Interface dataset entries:
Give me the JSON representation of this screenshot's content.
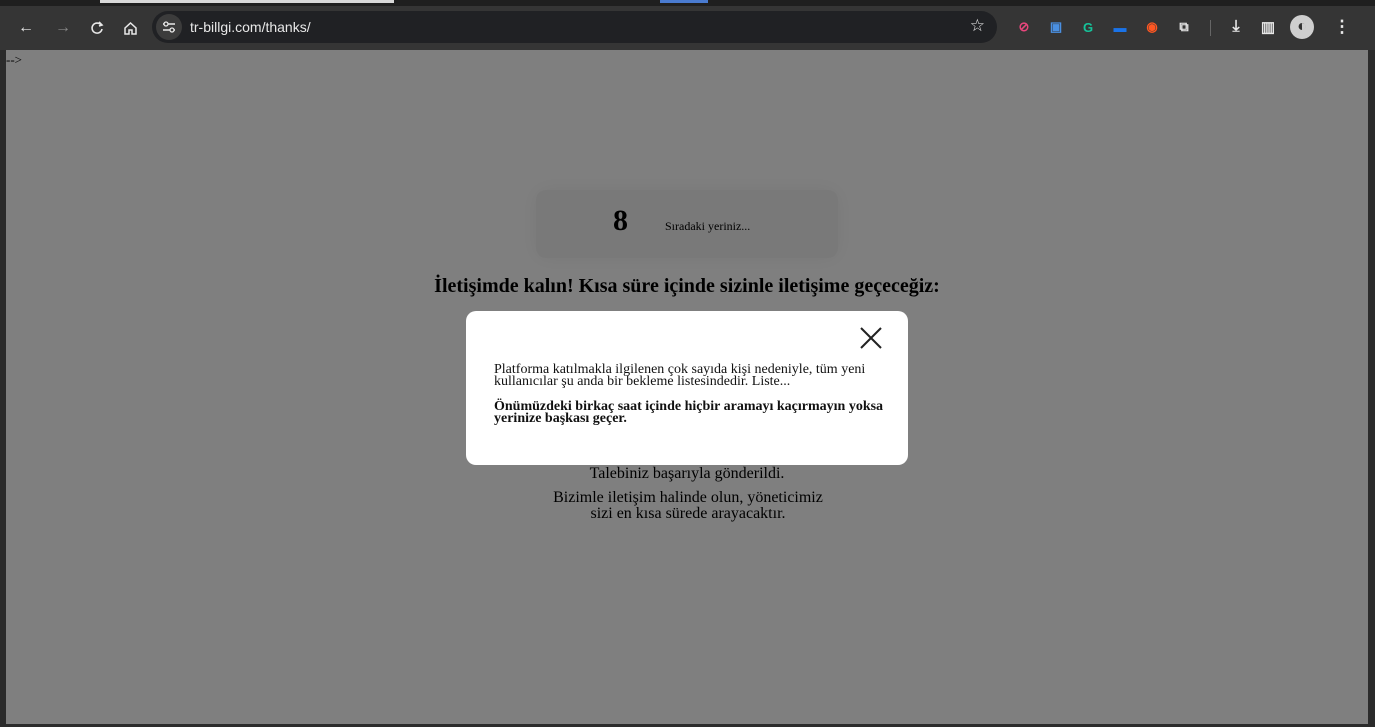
{
  "browser": {
    "url": "tr-billgi.com/thanks/",
    "back_icon": "←",
    "forward_icon": "→",
    "reload_icon": "C",
    "home_icon": "⌂",
    "site_info_icon": "⚙",
    "star_icon": "☆",
    "extensions": [
      {
        "name": "ext-1-icon",
        "glyph": "⊘",
        "color": "#e8467c"
      },
      {
        "name": "ext-2-icon",
        "glyph": "▣",
        "color": "#4a90e2"
      },
      {
        "name": "grammarly-icon",
        "glyph": "G",
        "color": "#15c39a"
      },
      {
        "name": "ext-4-icon",
        "glyph": "▬",
        "color": "#1a73e8"
      },
      {
        "name": "ext-5-icon",
        "glyph": "◉",
        "color": "#ff5722"
      },
      {
        "name": "puzzle-icon",
        "glyph": "⧉",
        "color": "#e8e8e8"
      }
    ],
    "download_icon": "⤓",
    "sidepanel_icon": "▥",
    "profile_icon": "◐",
    "menu_icon": "⋮"
  },
  "page": {
    "comment_artifact": "-->",
    "counter": {
      "number": "8",
      "label": "Sıradaki yeriniz..."
    },
    "heading": "İletişimde kalın! Kısa süre içinde sizinle iletişime geçeceğiz:",
    "success_line": "Talebiniz başarıyla gönderildi.",
    "contact_line": "Bizimle iletişim halinde olun, yöneticimiz sizi en kısa sürede arayacaktır."
  },
  "modal": {
    "close_icon": "×",
    "text": "Platforma katılmakla ilgilenen çok sayıda kişi nedeniyle, tüm yeni kullanıcılar şu anda bir bekleme listesindedir. Liste...",
    "bold_text": "Önümüzdeki birkaç saat içinde hiçbir aramayı kaçırmayın yoksa yerinize başkası geçer."
  }
}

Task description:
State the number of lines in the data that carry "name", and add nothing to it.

Answer to the exercise:
6